The French Revolution: A History, Volume 2

Front Cover
Read Books, 2008 - History - 428 pages
18 Reviews
Many of the earliest books, particularly those dating back to the 1900s and before, are now extremely scarce and increasingly expensive. We are republishing these classic works in affordable, high quality, modern editions, using the original text and artwork.

What people are saying - Write a review

User ratings

5 stars
8
4 stars
5
3 stars
2
2 stars
3
1 star
0

Review: The French Revolution: A History

User Review  - Anya - Goodreads

Completely absurd. The writing style might be dense and difficult, but the only thing you really get out of it is pretension. It's so pompous it's actually laughable. Just check out sullivan's pictures, they're great. Read full review

Review: The French Revolution: A History

User Review  - Ken Gloeckner - Goodreads

Incredible prose and an incredible story make for a great read. This book was stunning. Apparently Charles Dickens read it several times while writing his "Tale of Two Cities"! I know Carlyle was a ... Read full review

About the author (2008)
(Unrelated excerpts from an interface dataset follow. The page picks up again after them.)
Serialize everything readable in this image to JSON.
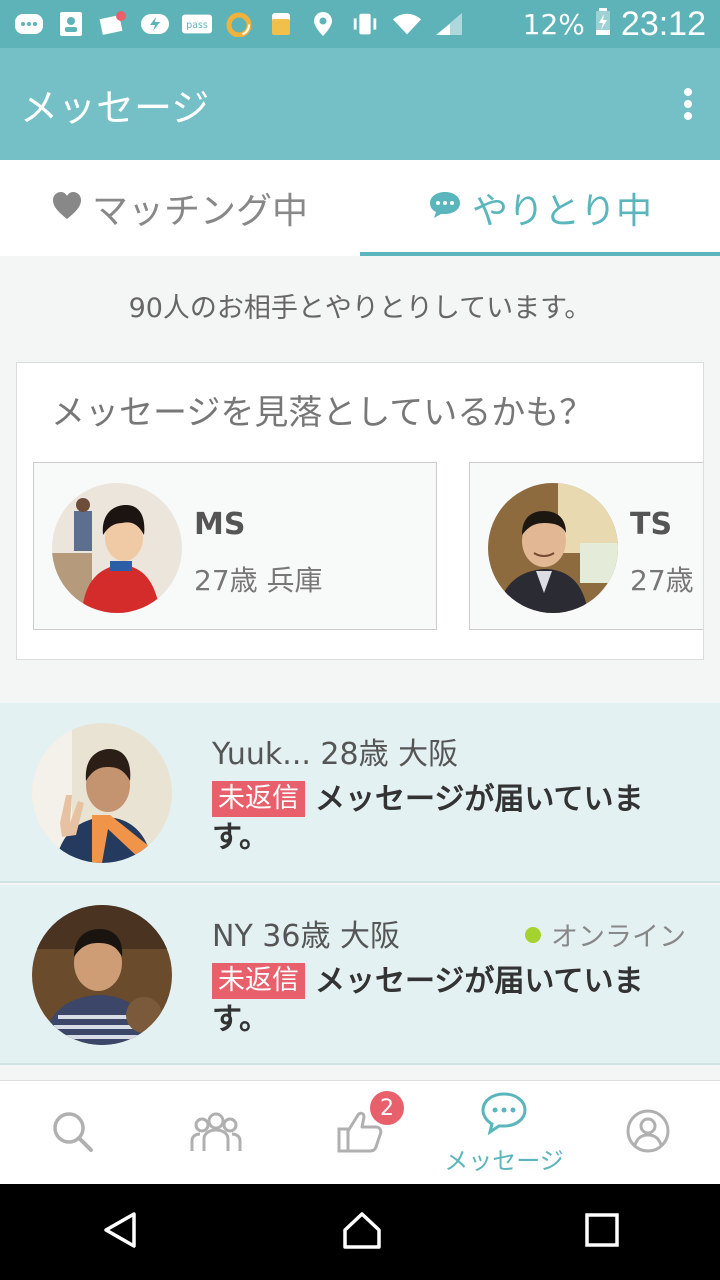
{
  "status_bar": {
    "battery_percent": "12%",
    "time": "23:12",
    "icons": [
      "message-icon",
      "contact-icon",
      "notification-icon",
      "charge-icon",
      "pass-icon",
      "ring-icon",
      "beer-icon",
      "location-icon",
      "vibrate-icon",
      "wifi-icon",
      "signal-icon",
      "battery-icon"
    ]
  },
  "app_bar": {
    "title": "メッセージ"
  },
  "tabs": [
    {
      "label": "マッチング中",
      "icon": "heart-icon"
    },
    {
      "label": "やりとり中",
      "icon": "chat-bubble-icon"
    }
  ],
  "summary_text": "90人のお相手とやりとりしています。",
  "missed": {
    "title": "メッセージを見落としているかも？",
    "cards": [
      {
        "name": "MS",
        "info": "27歳 兵庫"
      },
      {
        "name": "TS",
        "info": "27歳"
      }
    ]
  },
  "conversations": [
    {
      "header": "Yuuk... 28歳 大阪",
      "badge": "未返信",
      "message": "メッセージが届いています。",
      "online": ""
    },
    {
      "header": "NY 36歳 大阪",
      "badge": "未返信",
      "message": "メッセージが届いています。",
      "online": "オンライン"
    }
  ],
  "bottom_nav": {
    "items": [
      {
        "icon": "search-icon",
        "label": ""
      },
      {
        "icon": "people-icon",
        "label": ""
      },
      {
        "icon": "thumbs-up-icon",
        "label": "",
        "badge": "2"
      },
      {
        "icon": "chat-bubble-icon",
        "label": "メッセージ"
      },
      {
        "icon": "profile-icon",
        "label": ""
      }
    ]
  },
  "colors": {
    "status_bar": "#5db3b8",
    "app_bar": "#74c0c6",
    "accent": "#5bb5bc",
    "row_background": "#e4f1f3",
    "badge_red": "#e8606c",
    "online_green": "#a4d22e"
  }
}
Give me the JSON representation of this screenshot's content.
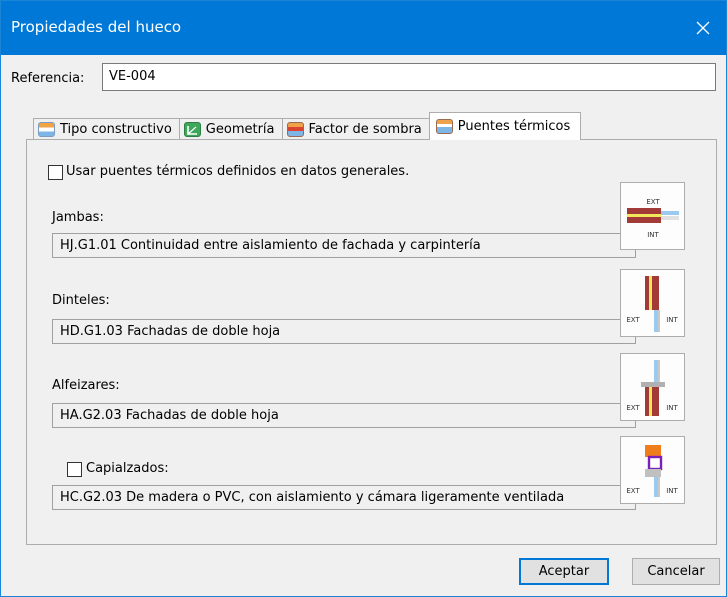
{
  "window": {
    "title": "Propiedades del hueco"
  },
  "reference": {
    "label": "Referencia:",
    "value": "VE-004"
  },
  "tabs": [
    {
      "label": "Tipo constructivo",
      "icon": "construction-type-icon"
    },
    {
      "label": "Geometría",
      "icon": "geometry-icon"
    },
    {
      "label": "Factor de sombra",
      "icon": "shade-factor-icon"
    },
    {
      "label": "Puentes térmicos",
      "icon": "thermal-bridge-icon",
      "active": true
    }
  ],
  "thermal_bridges": {
    "use_general_label": "Usar puentes térmicos definidos en datos generales.",
    "use_general_checked": false,
    "jambs": {
      "label": "Jambas:",
      "value": "HJ.G1.01 Continuidad entre aislamiento de fachada y carpintería"
    },
    "lintels": {
      "label": "Dinteles:",
      "value": "HD.G1.03 Fachadas de doble hoja"
    },
    "sills": {
      "label": "Alfeizares:",
      "value": "HA.G2.03 Fachadas de doble hoja"
    },
    "capialzados": {
      "label": "Capialzados:",
      "checked": false,
      "value": "HC.G2.03 De madera o PVC, con aislamiento y cámara ligeramente ventilada"
    }
  },
  "diagram_labels": {
    "ext": "EXT",
    "int": "INT"
  },
  "buttons": {
    "accept": "Aceptar",
    "cancel": "Cancelar"
  },
  "colors": {
    "title_bar": "#0078d7",
    "wall": "#a23b37",
    "insulation": "#f2e65a",
    "glazing": "#9cc9ee",
    "box_orange": "#f07d1c",
    "box_purple": "#7a1fb8"
  }
}
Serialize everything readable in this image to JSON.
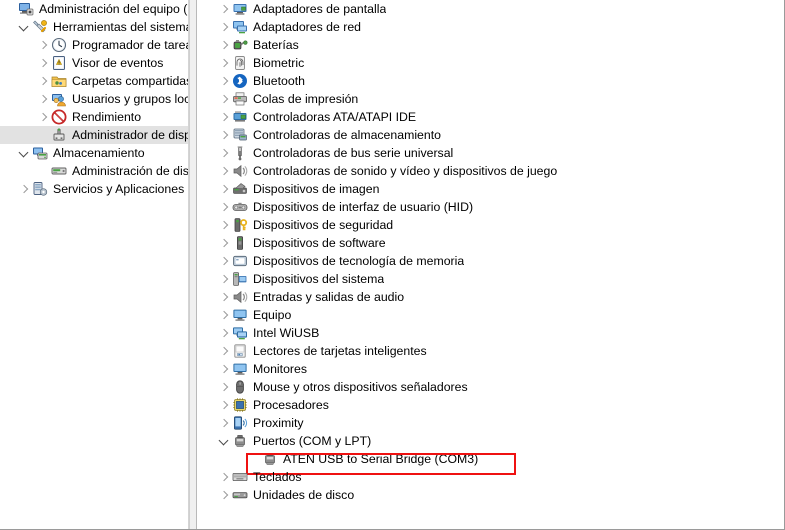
{
  "window": {
    "title": "Administración del equipo (loc",
    "app": "Administración del equipo"
  },
  "annotation": {
    "color": "#ef1111",
    "target_label": "ATEN USB to Serial Bridge (COM3)"
  },
  "console_tree": {
    "root": {
      "label": "Administración del equipo (loc",
      "icon": "computer-management-icon",
      "expanded": true
    },
    "items": [
      {
        "label": "Herramientas del sistema",
        "icon": "system-tools-icon",
        "level": 1,
        "state": "open",
        "selected": false
      },
      {
        "label": "Programador de tareas",
        "icon": "task-scheduler-icon",
        "level": 2,
        "state": "closed",
        "selected": false
      },
      {
        "label": "Visor de eventos",
        "icon": "event-viewer-icon",
        "level": 2,
        "state": "closed",
        "selected": false
      },
      {
        "label": "Carpetas compartidas",
        "icon": "shared-folders-icon",
        "level": 2,
        "state": "closed",
        "selected": false
      },
      {
        "label": "Usuarios y grupos local",
        "icon": "local-users-groups-icon",
        "level": 2,
        "state": "closed",
        "selected": false
      },
      {
        "label": "Rendimiento",
        "icon": "performance-icon",
        "level": 2,
        "state": "closed",
        "selected": false
      },
      {
        "label": "Administrador de dispo",
        "icon": "device-manager-icon",
        "level": 2,
        "state": "none",
        "selected": true
      },
      {
        "label": "Almacenamiento",
        "icon": "storage-icon",
        "level": 1,
        "state": "open",
        "selected": false
      },
      {
        "label": "Administración de disc",
        "icon": "disk-management-icon",
        "level": 2,
        "state": "none",
        "selected": false
      },
      {
        "label": "Servicios y Aplicaciones",
        "icon": "services-apps-icon",
        "level": 1,
        "state": "closed",
        "selected": false
      }
    ]
  },
  "device_tree": {
    "items": [
      {
        "label": "Adaptadores de pantalla",
        "icon": "display-adapter-icon",
        "level": 0,
        "state": "closed",
        "highlighted": false
      },
      {
        "label": "Adaptadores de red",
        "icon": "network-adapter-icon",
        "level": 0,
        "state": "closed",
        "highlighted": false
      },
      {
        "label": "Baterías",
        "icon": "battery-icon",
        "level": 0,
        "state": "closed",
        "highlighted": false
      },
      {
        "label": "Biometric",
        "icon": "fingerprint-icon",
        "level": 0,
        "state": "closed",
        "highlighted": false
      },
      {
        "label": "Bluetooth",
        "icon": "bluetooth-icon",
        "level": 0,
        "state": "closed",
        "highlighted": false
      },
      {
        "label": "Colas de impresión",
        "icon": "printer-icon",
        "level": 0,
        "state": "closed",
        "highlighted": false
      },
      {
        "label": "Controladoras ATA/ATAPI IDE",
        "icon": "ide-controller-icon",
        "level": 0,
        "state": "closed",
        "highlighted": false
      },
      {
        "label": "Controladoras de almacenamiento",
        "icon": "storage-controller-icon",
        "level": 0,
        "state": "closed",
        "highlighted": false
      },
      {
        "label": "Controladoras de bus serie universal",
        "icon": "usb-controller-icon",
        "level": 0,
        "state": "closed",
        "highlighted": false
      },
      {
        "label": "Controladoras de sonido y vídeo y dispositivos de juego",
        "icon": "sound-video-game-icon",
        "level": 0,
        "state": "closed",
        "highlighted": false
      },
      {
        "label": "Dispositivos de imagen",
        "icon": "imaging-device-icon",
        "level": 0,
        "state": "closed",
        "highlighted": false
      },
      {
        "label": "Dispositivos de interfaz de usuario (HID)",
        "icon": "hid-device-icon",
        "level": 0,
        "state": "closed",
        "highlighted": false
      },
      {
        "label": "Dispositivos de seguridad",
        "icon": "security-device-icon",
        "level": 0,
        "state": "closed",
        "highlighted": false
      },
      {
        "label": "Dispositivos de software",
        "icon": "software-device-icon",
        "level": 0,
        "state": "closed",
        "highlighted": false
      },
      {
        "label": "Dispositivos de tecnología de memoria",
        "icon": "memory-technology-icon",
        "level": 0,
        "state": "closed",
        "highlighted": false
      },
      {
        "label": "Dispositivos del sistema",
        "icon": "system-device-icon",
        "level": 0,
        "state": "closed",
        "highlighted": false
      },
      {
        "label": "Entradas y salidas de audio",
        "icon": "audio-io-icon",
        "level": 0,
        "state": "closed",
        "highlighted": false
      },
      {
        "label": "Equipo",
        "icon": "computer-icon",
        "level": 0,
        "state": "closed",
        "highlighted": false
      },
      {
        "label": "Intel WiUSB",
        "icon": "wiusb-icon",
        "level": 0,
        "state": "closed",
        "highlighted": false
      },
      {
        "label": "Lectores de tarjetas inteligentes",
        "icon": "smartcard-reader-icon",
        "level": 0,
        "state": "closed",
        "highlighted": false
      },
      {
        "label": "Monitores",
        "icon": "monitor-icon",
        "level": 0,
        "state": "closed",
        "highlighted": false
      },
      {
        "label": "Mouse y otros dispositivos señaladores",
        "icon": "mouse-icon",
        "level": 0,
        "state": "closed",
        "highlighted": false
      },
      {
        "label": "Procesadores",
        "icon": "processor-icon",
        "level": 0,
        "state": "closed",
        "highlighted": false
      },
      {
        "label": "Proximity",
        "icon": "proximity-icon",
        "level": 0,
        "state": "closed",
        "highlighted": false
      },
      {
        "label": "Puertos (COM y LPT)",
        "icon": "ports-icon",
        "level": 0,
        "state": "open",
        "highlighted": false
      },
      {
        "label": "ATEN USB to Serial Bridge (COM3)",
        "icon": "serial-port-icon",
        "level": 1,
        "state": "none",
        "highlighted": true
      },
      {
        "label": "Teclados",
        "icon": "keyboard-icon",
        "level": 0,
        "state": "closed",
        "highlighted": false
      },
      {
        "label": "Unidades de disco",
        "icon": "disk-drive-icon",
        "level": 0,
        "state": "closed",
        "highlighted": false
      }
    ]
  }
}
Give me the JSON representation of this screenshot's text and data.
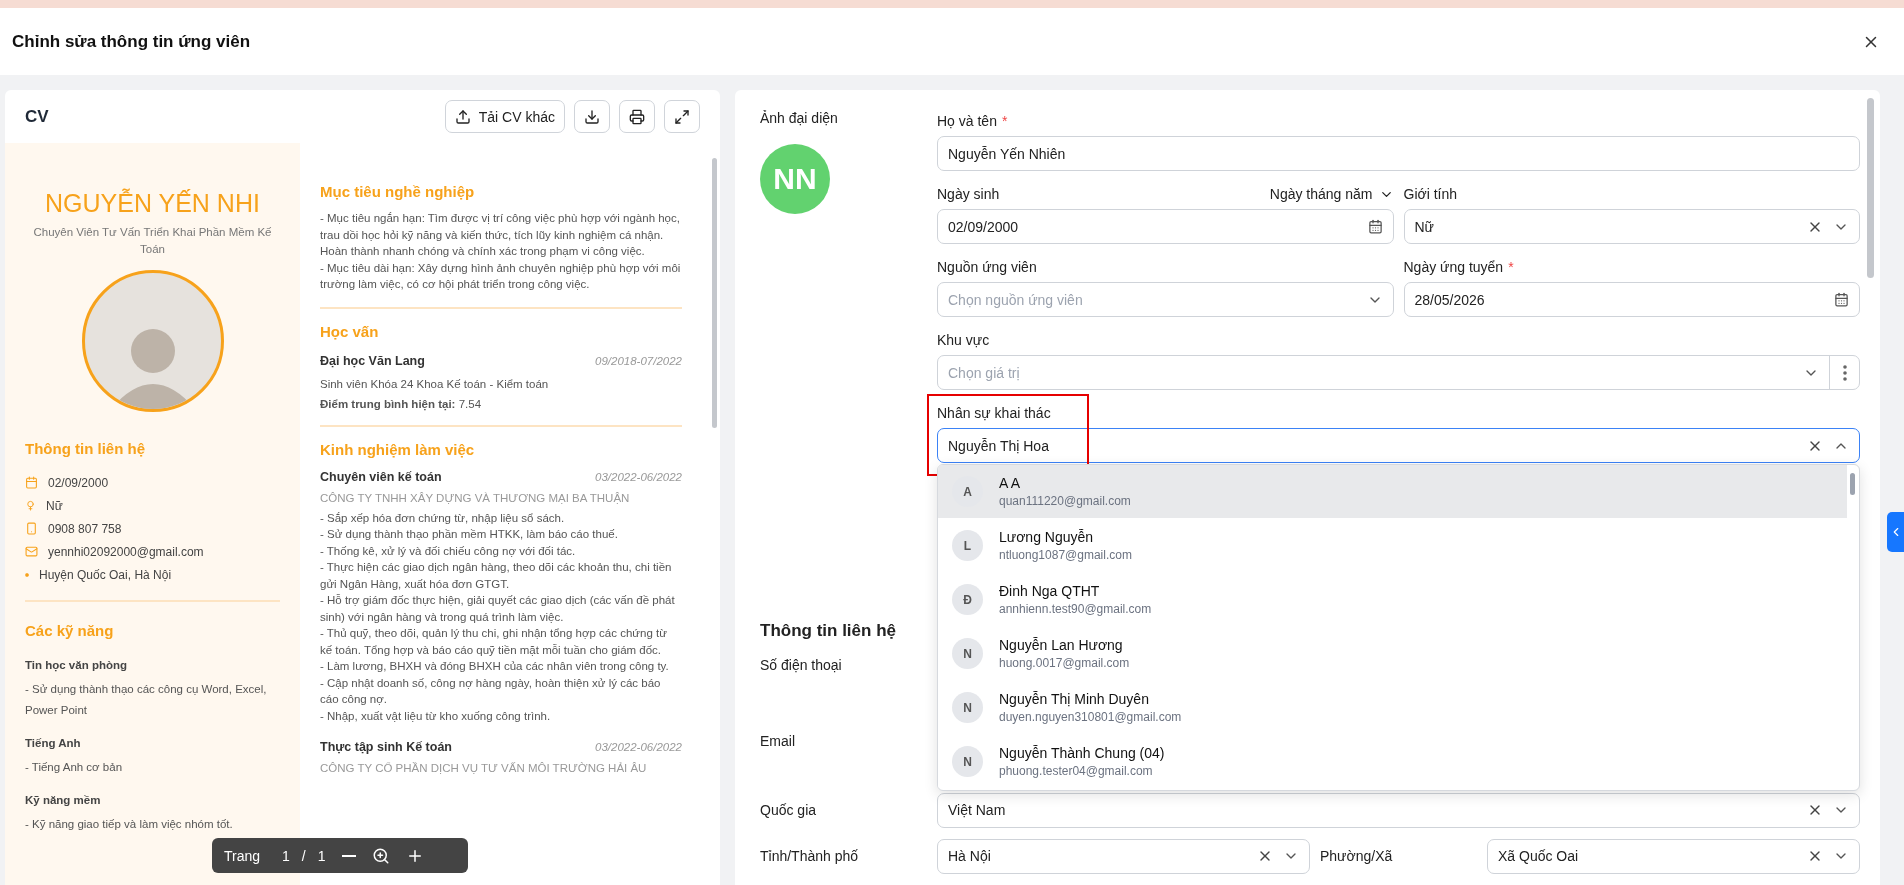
{
  "dialog": {
    "title": "Chỉnh sửa thông tin ứng viên"
  },
  "cv_panel": {
    "title": "CV",
    "upload_button": "Tải CV khác",
    "document": {
      "name": "NGUYỄN YẾN NHI",
      "position": "Chuyên Viên Tư Vấn Triển Khai Phần Mềm Kế Toán",
      "contact_title": "Thông tin liên hệ",
      "contact": [
        {
          "kind": "date",
          "text": "02/09/2000"
        },
        {
          "kind": "gender",
          "text": "Nữ"
        },
        {
          "kind": "phone",
          "text": "0908 807 758"
        },
        {
          "kind": "email",
          "text": "yennhi02092000@gmail.com"
        },
        {
          "kind": "address",
          "text": "Huyện Quốc Oai, Hà Nội"
        }
      ],
      "skills_title": "Các kỹ năng",
      "skills": [
        {
          "title": "Tin học văn phòng",
          "text": "- Sử dụng thành thạo các công cụ Word, Excel, Power Point"
        },
        {
          "title": "Tiếng Anh",
          "text": "- Tiếng Anh cơ bản"
        },
        {
          "title": "Kỹ năng mềm",
          "text": "- Kỹ năng giao tiếp và làm việc nhóm tốt."
        }
      ],
      "objective": {
        "title": "Mục tiêu nghề nghiệp",
        "lines": [
          "- Mục tiêu ngắn hạn: Tìm được vị trí công việc phù hợp với ngành học, trau dồi học hỏi kỹ năng và kiến thức, tích lũy kinh nghiệm cá nhận. Hoàn thành nhanh chóng và chính xác trong phạm vi công việc.",
          "- Mục tiêu dài hạn: Xây dựng hình ảnh chuyên nghiệp phù hợp với môi trường làm việc, có cơ hội phát triển trong công việc."
        ]
      },
      "education": {
        "title": "Học vấn",
        "school": "Đại học Văn Lang",
        "period": "09/2018-07/2022",
        "major": "Sinh viên Khóa 24 Khoa Kế toán - Kiểm toán",
        "gpa": "**Điểm trung bình hiện tại:** 7.54"
      },
      "experience": {
        "title": "Kinh nghiệm làm việc",
        "jobs": [
          {
            "title": "Chuyên viên kế toán",
            "period": "03/2022-06/2022",
            "company": "CÔNG TY TNHH XÂY DỰNG VÀ THƯƠNG MẠI BA THUẬN",
            "bullets": [
              "- Sắp xếp hóa đơn chứng từ, nhập liệu sổ sách.",
              "- Sử dụng thành thạo phần mềm HTKK, làm báo cáo thuế.",
              "- Thống kê, xử lý và đối chiếu công nợ với đối tác.",
              "- Thực hiện các giao dịch ngân hàng, theo dõi các khoản thu, chi tiền gửi Ngân Hàng, xuất hóa đơn GTGT.",
              "- Hỗ trợ giám đốc thực hiện, giải quyết các giao dịch (các vấn đề phát sinh) với ngân hàng và trong quá trình làm việc.",
              "- Thủ quỹ, theo dõi, quản lý thu chi, ghi nhận tổng hợp các chứng từ kế toán. Tổng hợp và báo cáo quỹ tiền mặt mỗi tuần cho giám đốc.",
              "- Làm lương, BHXH và đóng BHXH của các nhân viên trong công ty.",
              "- Cập nhật doanh số, công nợ hàng ngày, hoàn thiện xử lý các báo cáo công nợ.",
              "- Nhập, xuất vật liệu từ kho xuống công trình."
            ]
          },
          {
            "title": "Thực tập sinh Kế toán",
            "period": "03/2022-06/2022",
            "company": "CÔNG TY CỔ PHẦN DỊCH VỤ TƯ VẤN MÔI TRƯỜNG HẢI ÂU"
          }
        ]
      }
    },
    "pager": {
      "label": "Trang",
      "page": "1",
      "separator": "/",
      "total": "1"
    }
  },
  "form": {
    "avatar_label": "Ảnh đại diện",
    "avatar_initials": "NN",
    "full_name": {
      "label": "Họ và tên",
      "required_mark": "*",
      "value": "Nguyễn Yến Nhiên"
    },
    "birth_date": {
      "label": "Ngày sinh",
      "format": "Ngày tháng năm",
      "value": "02/09/2000"
    },
    "gender": {
      "label": "Giới tính",
      "value": "Nữ"
    },
    "source": {
      "label": "Nguồn ứng viên",
      "placeholder": "Chọn nguồn ứng viên"
    },
    "apply_date": {
      "label": "Ngày ứng tuyển",
      "required_mark": "*",
      "value": "28/05/2026"
    },
    "region": {
      "label": "Khu vực",
      "placeholder": "Chọn giá trị"
    },
    "recruiter": {
      "label": "Nhân sự khai thác",
      "value": "Nguyễn Thị Hoa",
      "expanded": true,
      "options": [
        {
          "initial": "A",
          "name": "A A",
          "email": "quan111220@gmail.com",
          "selected": true
        },
        {
          "initial": "L",
          "name": "Lương Nguyễn",
          "email": "ntluong1087@gmail.com",
          "selected": false
        },
        {
          "initial": "Đ",
          "name": "Đinh Nga QTHT",
          "email": "annhienn.test90@gmail.com",
          "selected": false
        },
        {
          "initial": "N",
          "name": "Nguyễn Lan Hương",
          "email": "huong.0017@gmail.com",
          "selected": false
        },
        {
          "initial": "N",
          "name": "Nguyễn Thị Minh Duyên",
          "email": "duyen.nguyen310801@gmail.com",
          "selected": false
        },
        {
          "initial": "N",
          "name": "Nguyễn Thành Chung (04)",
          "email": "phuong.tester04@gmail.com",
          "selected": false
        }
      ]
    },
    "contact_title": "Thông tin liên hệ",
    "phone": {
      "label": "Số điện thoại"
    },
    "email": {
      "label": "Email"
    },
    "country": {
      "label": "Quốc gia",
      "value": "Việt Nam"
    },
    "province": {
      "label": "Tỉnh/Thành phố",
      "value": "Hà Nội"
    },
    "ward": {
      "label": "Phường/Xã",
      "value": "Xã Quốc Oai"
    }
  }
}
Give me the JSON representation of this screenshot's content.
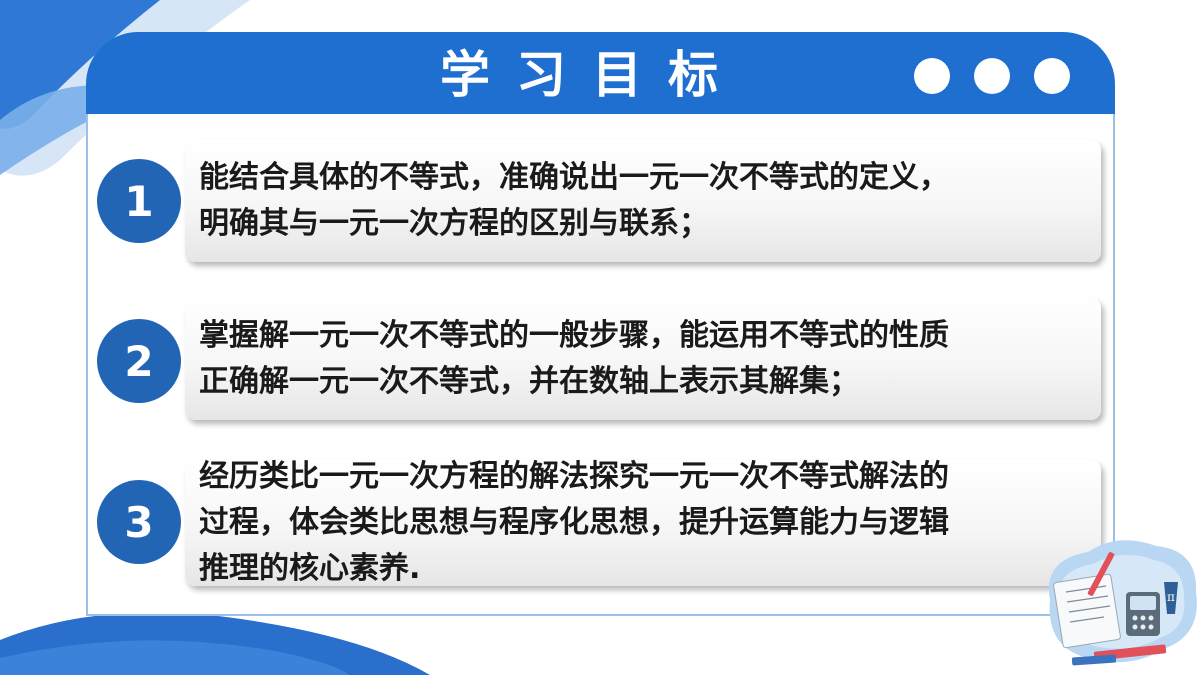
{
  "slide": {
    "title": "学习目标",
    "goals": [
      {
        "number": "1",
        "text": "能结合具体的不等式，准确说出一元一次不等式的定义，\n明确其与一元一次方程的区别与联系；"
      },
      {
        "number": "2",
        "text": "掌握解一元一次不等式的一般步骤，能运用不等式的性质\n正确解一元一次不等式，并在数轴上表示其解集；"
      },
      {
        "number": "3",
        "text": "经历类比一元一次方程的解法探究一元一次不等式解法的\n过程，体会类比思想与程序化思想，提升运算能力与逻辑\n推理的核心素养."
      }
    ]
  },
  "colors": {
    "header_blue": "#1e6fd0",
    "badge_blue": "#2365b5",
    "frame_border": "#9bbfe6"
  },
  "icons": {
    "decor_dots": "three-white-circles",
    "illustration": "math-study-clipart"
  }
}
Thomas Carlyle was a social critic and historian born in Ecclefechan, Dumfriesshire, Scotland, December 4, 1795, the same year as John Keats, but Carlyle is considered an early Victorian rather than a Romantic. After completing his elementary studies, he went to the University of Edinburgh but left in 1814 without a degree. His parents wanted him to become a minister in the Scottish church, but his independence of spirit made such a life program impossible. In 1816 he fell in love with, and was rejected by, a young woman. His love affair was followed by a period of doubt and uncertainty described vividly in Sartor Resartus, a work published in 1833 that attracted much attention. Carlyle's first literary work reveals his admiration for German thought and philosophy, and especially for the two great German poets Schiller and Goethe. The fictional autobiography of a philosopher deeply impressed Ralph Waldo Emerson who brought it back to the United States to be published there. History of the French Revolution (1837), rewritten after parts of it were mistakenly burned as kindling by John Stuart Mill, cemented Carlyle's reputation. The work brought him fame but no great wealth. As a result of his comparative poverty he was induced to give four series of public lectures. Of these the most famous were those On Heroes, Hero-Worship, and the Heroic of History delivered in 1840 and published in 1841. Past and Present (1843), and Latter Day Pamphlets (1850) present his economic and industrial theories. With The Letters and Speeches of Oliver Cromwell (1845), The Life of John Sterling (1851), and History of Frederick II of Prussia, Called Frederick the Great (1858-1865) he returned to biography. In 1865, Carlyle was made Lord Rector of Edinburgh.

Bibliographic information